The CDC has recommended that events of 50+ people (like baseball games) be avoided for at least eight weeks.

MLB: Spring Training-Detroit Tigers at New York Yankees Jonathan Dyer-USA TODAY Sports

In the wake of the coronavirus (COVID-19) outbreak, the last few days have been a whirlwind in a number of different ways. One of the more trivial consequences of the outbreak has been the shutdown of just about every sporting event in existence, including the upcoming MLB season. Turns out those consequences may be even more severe than we first thought. When Major League Baseball announced that they were suspending all activities on Thursday, they noted that Opening Day would be pushed back “by at least two weeks.”

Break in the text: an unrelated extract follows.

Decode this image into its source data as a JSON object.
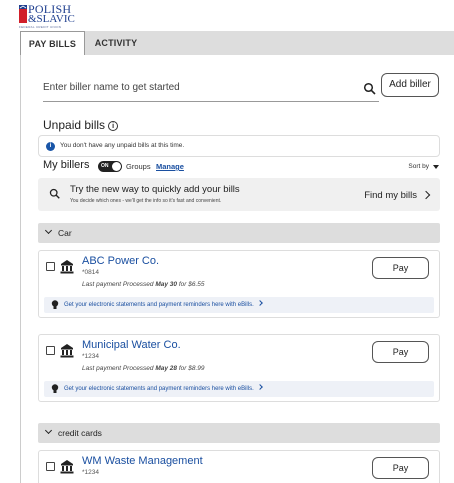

Try two months.

On Sunday, the CDC issued a recommendation that all events of 50-plus people be canceled or postponed for at least the next eight weeks. Given that two baseball teams alone eclipse that 50-person plateau, there is almost no way the season will begin prior to that eight-week mark.

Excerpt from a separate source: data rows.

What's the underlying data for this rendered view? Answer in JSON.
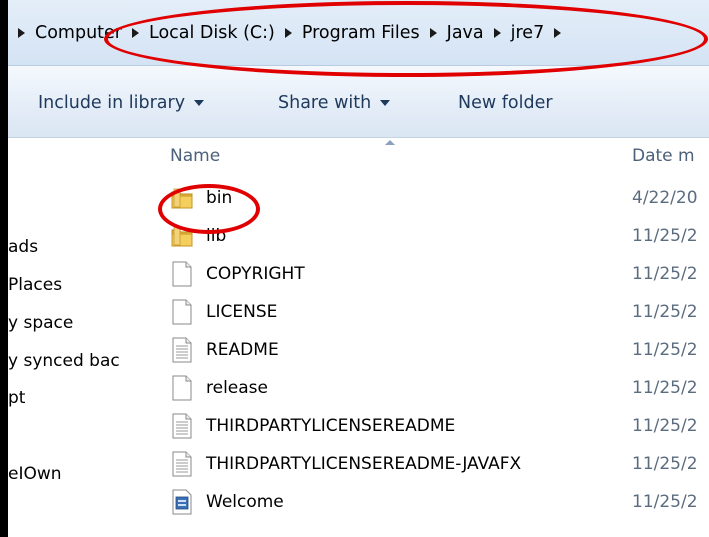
{
  "breadcrumb": [
    "Computer",
    "Local Disk (C:)",
    "Program Files",
    "Java",
    "jre7"
  ],
  "toolbar": {
    "include_label": "Include in library",
    "share_label": "Share with",
    "new_folder_label": "New folder"
  },
  "nav": {
    "items": [
      "ads",
      "Places",
      "y space",
      "y synced bac",
      "pt",
      "eIOwn"
    ]
  },
  "columns": {
    "name": "Name",
    "date": "Date m"
  },
  "files": [
    {
      "name": "bin",
      "date": "4/22/20",
      "icon": "folder-icon"
    },
    {
      "name": "lib",
      "date": "11/25/2",
      "icon": "folder-icon"
    },
    {
      "name": "COPYRIGHT",
      "date": "11/25/2",
      "icon": "file-icon"
    },
    {
      "name": "LICENSE",
      "date": "11/25/2",
      "icon": "file-icon"
    },
    {
      "name": "README",
      "date": "11/25/2",
      "icon": "text-file-icon"
    },
    {
      "name": "release",
      "date": "11/25/2",
      "icon": "file-icon"
    },
    {
      "name": "THIRDPARTYLICENSEREADME",
      "date": "11/25/2",
      "icon": "text-file-icon"
    },
    {
      "name": "THIRDPARTYLICENSEREADME-JAVAFX",
      "date": "11/25/2",
      "icon": "text-file-icon"
    },
    {
      "name": "Welcome",
      "date": "11/25/2",
      "icon": "html-file-icon"
    }
  ],
  "colors": {
    "annotation": "#e00000",
    "toolbar_text": "#1e395b",
    "header_text": "#4c607a"
  }
}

Additionally, the recommended eight-week period does not account for any time to ramp up to regular season intensity. Players will almost certainly want some sort of abbreviated spring training after two months off, which would further push back the start of the season. If teams are to return to action right at the eight-week mark (May 11), the absolute earliest the regular season would feasibly begin is June 1. Sources from other professional leagues are estimating that the best case scenario would be even later than that.

A 162-game schedule is almost certainly off the table at this point as well. The Tigers have 59 regular season games scheduled before June 1, and just 14 open dates (including the All-Star break) remaining for the rest of the season. Even if the postseason were pushed back, Major League Baseball would be hard-pressed to play a full schedule (with almost no off days) and make it through the postseason by the end of the calendar year.

An abbreviated schedule would be possible, though.

As of right now, we have no idea how the 2020 season is going to unfold. The entire schedule is in flux, with even 100 games seeming like a tall order. The college baseball season is already over, which will have huge implications on the 2020 MLB draft. Minor league seasons, development camps, and all of the other on-goings of the regular baseball year are shut down as well, and it’s anyone’s guess when things will get back to normal.